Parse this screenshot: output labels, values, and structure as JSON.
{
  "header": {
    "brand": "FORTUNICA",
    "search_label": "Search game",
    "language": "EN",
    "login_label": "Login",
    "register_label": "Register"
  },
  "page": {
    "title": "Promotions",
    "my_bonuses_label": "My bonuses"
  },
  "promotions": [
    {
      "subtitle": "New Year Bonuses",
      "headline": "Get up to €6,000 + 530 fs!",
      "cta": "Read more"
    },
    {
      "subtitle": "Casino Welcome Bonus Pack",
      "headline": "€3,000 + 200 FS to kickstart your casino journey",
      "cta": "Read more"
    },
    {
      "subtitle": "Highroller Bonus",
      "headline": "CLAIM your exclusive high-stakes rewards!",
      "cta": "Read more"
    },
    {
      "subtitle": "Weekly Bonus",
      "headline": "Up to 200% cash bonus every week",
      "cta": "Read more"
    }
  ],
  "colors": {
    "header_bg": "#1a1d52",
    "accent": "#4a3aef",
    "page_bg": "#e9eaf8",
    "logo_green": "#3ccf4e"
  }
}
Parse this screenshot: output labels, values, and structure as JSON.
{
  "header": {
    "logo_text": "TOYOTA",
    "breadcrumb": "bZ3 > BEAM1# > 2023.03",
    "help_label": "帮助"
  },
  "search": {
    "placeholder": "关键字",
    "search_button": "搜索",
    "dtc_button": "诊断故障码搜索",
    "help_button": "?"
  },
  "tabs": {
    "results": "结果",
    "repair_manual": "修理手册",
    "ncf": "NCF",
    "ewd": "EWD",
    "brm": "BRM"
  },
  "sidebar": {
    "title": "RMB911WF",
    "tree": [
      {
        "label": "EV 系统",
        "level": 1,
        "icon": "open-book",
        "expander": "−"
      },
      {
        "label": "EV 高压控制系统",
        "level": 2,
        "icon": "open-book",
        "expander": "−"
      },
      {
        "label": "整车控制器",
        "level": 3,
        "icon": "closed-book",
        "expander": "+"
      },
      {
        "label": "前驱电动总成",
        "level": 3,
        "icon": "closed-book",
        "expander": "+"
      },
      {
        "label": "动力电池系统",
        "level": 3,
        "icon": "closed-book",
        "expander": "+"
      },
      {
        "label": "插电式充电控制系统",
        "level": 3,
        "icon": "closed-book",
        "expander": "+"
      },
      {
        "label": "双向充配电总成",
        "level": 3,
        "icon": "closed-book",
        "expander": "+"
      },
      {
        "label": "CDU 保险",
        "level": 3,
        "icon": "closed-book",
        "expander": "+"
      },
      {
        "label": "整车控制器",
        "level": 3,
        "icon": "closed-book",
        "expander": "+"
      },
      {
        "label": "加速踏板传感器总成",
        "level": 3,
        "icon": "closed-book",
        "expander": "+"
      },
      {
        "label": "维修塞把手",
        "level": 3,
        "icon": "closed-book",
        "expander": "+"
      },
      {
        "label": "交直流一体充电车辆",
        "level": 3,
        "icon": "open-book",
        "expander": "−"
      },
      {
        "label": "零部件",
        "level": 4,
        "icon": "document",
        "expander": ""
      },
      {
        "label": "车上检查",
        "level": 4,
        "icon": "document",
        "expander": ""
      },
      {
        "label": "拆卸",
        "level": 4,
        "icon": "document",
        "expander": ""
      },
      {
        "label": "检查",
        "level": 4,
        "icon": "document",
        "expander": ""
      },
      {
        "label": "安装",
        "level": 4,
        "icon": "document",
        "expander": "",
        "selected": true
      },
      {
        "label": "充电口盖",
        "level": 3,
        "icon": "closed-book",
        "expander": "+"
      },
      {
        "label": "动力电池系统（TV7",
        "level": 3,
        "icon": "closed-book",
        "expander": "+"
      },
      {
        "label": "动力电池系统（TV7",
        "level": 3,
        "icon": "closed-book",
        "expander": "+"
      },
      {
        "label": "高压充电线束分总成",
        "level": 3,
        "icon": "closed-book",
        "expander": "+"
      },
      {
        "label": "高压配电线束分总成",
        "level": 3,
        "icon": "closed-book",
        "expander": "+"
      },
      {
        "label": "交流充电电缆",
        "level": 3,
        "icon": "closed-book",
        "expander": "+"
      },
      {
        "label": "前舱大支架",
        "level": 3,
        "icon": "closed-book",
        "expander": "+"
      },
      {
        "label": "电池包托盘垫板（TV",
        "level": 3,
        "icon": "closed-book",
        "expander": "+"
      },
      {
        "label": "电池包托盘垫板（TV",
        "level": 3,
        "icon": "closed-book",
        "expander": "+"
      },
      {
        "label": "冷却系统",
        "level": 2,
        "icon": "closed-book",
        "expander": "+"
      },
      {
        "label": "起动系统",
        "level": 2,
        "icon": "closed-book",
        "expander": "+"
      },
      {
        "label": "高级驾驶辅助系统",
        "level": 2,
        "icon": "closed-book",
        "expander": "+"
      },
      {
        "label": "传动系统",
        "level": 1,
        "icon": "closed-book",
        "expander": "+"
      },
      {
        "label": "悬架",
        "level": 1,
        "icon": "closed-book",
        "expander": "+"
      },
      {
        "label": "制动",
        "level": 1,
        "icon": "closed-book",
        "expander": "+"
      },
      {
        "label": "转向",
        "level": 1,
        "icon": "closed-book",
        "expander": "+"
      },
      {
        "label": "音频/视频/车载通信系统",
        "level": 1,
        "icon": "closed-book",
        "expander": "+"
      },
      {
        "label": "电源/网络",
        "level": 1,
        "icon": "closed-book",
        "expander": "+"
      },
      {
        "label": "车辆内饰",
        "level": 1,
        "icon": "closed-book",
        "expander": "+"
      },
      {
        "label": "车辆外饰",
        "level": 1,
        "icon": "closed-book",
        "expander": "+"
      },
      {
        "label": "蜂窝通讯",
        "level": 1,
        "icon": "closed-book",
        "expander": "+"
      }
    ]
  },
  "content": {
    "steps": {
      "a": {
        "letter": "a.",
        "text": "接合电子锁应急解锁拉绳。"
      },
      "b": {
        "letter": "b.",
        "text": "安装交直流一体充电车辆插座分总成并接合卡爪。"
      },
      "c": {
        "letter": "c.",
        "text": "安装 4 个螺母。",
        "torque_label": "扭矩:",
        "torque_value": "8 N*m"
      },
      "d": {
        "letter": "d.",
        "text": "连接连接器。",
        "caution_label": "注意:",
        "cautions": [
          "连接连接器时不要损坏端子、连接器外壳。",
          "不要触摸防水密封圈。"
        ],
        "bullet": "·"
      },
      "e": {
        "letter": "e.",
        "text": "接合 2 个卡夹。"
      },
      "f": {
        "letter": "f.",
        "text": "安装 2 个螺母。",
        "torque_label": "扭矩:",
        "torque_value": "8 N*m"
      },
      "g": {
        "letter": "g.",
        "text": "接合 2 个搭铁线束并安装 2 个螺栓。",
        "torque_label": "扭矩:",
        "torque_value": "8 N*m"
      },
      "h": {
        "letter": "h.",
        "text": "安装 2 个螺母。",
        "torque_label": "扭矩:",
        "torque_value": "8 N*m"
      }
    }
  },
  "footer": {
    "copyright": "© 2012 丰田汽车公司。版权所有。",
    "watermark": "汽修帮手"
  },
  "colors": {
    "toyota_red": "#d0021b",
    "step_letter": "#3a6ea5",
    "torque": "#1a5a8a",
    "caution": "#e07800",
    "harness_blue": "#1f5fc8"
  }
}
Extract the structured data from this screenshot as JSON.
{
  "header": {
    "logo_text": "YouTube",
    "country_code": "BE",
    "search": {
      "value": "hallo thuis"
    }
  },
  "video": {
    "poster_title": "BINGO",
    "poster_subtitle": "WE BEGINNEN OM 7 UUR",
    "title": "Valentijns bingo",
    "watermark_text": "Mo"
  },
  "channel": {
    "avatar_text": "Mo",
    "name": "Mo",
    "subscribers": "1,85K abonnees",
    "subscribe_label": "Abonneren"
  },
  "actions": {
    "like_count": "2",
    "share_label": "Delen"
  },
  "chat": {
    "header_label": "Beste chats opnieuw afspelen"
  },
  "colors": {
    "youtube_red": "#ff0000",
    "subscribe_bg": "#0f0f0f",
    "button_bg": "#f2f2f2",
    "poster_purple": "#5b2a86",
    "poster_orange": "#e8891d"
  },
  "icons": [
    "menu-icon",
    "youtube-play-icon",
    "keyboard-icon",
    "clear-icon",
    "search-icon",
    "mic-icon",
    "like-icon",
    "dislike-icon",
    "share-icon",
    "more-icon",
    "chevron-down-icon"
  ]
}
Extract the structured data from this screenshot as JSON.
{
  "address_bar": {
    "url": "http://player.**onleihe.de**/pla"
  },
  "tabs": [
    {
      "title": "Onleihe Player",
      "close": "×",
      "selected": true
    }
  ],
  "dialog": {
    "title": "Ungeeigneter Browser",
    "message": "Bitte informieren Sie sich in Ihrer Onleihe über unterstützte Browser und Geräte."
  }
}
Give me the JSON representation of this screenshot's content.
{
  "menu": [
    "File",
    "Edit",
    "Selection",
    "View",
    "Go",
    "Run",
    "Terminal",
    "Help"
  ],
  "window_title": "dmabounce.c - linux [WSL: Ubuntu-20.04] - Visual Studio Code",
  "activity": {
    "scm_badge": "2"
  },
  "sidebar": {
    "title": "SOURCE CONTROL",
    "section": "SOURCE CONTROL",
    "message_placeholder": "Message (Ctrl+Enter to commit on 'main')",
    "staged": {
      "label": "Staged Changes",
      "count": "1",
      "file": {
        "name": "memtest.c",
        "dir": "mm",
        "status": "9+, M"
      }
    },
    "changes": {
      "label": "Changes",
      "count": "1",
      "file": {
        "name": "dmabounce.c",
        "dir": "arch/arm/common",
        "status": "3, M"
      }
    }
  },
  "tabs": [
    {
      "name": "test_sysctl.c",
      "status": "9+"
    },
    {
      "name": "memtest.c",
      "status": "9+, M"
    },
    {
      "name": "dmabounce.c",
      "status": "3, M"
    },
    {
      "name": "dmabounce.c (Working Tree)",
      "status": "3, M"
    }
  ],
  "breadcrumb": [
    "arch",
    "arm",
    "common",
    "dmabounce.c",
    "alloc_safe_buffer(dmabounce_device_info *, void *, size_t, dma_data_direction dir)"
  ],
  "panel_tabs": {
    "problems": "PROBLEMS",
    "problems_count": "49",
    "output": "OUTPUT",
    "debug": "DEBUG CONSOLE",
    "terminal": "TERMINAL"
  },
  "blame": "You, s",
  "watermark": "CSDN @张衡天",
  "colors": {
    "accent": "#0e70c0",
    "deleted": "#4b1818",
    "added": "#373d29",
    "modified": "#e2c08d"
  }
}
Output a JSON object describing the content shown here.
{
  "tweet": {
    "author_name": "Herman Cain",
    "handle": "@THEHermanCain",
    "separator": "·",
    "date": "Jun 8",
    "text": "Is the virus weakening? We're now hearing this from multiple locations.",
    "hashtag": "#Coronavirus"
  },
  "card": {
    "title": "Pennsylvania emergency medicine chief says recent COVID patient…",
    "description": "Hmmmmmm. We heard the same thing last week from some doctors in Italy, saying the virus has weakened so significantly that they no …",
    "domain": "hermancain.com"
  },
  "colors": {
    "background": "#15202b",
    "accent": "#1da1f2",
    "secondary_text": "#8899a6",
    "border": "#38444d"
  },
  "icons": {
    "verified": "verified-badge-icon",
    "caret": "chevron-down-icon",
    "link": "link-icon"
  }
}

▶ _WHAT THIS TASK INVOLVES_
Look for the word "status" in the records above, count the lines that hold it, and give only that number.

▶ _ANSWER TO THIS PROBLEM_
6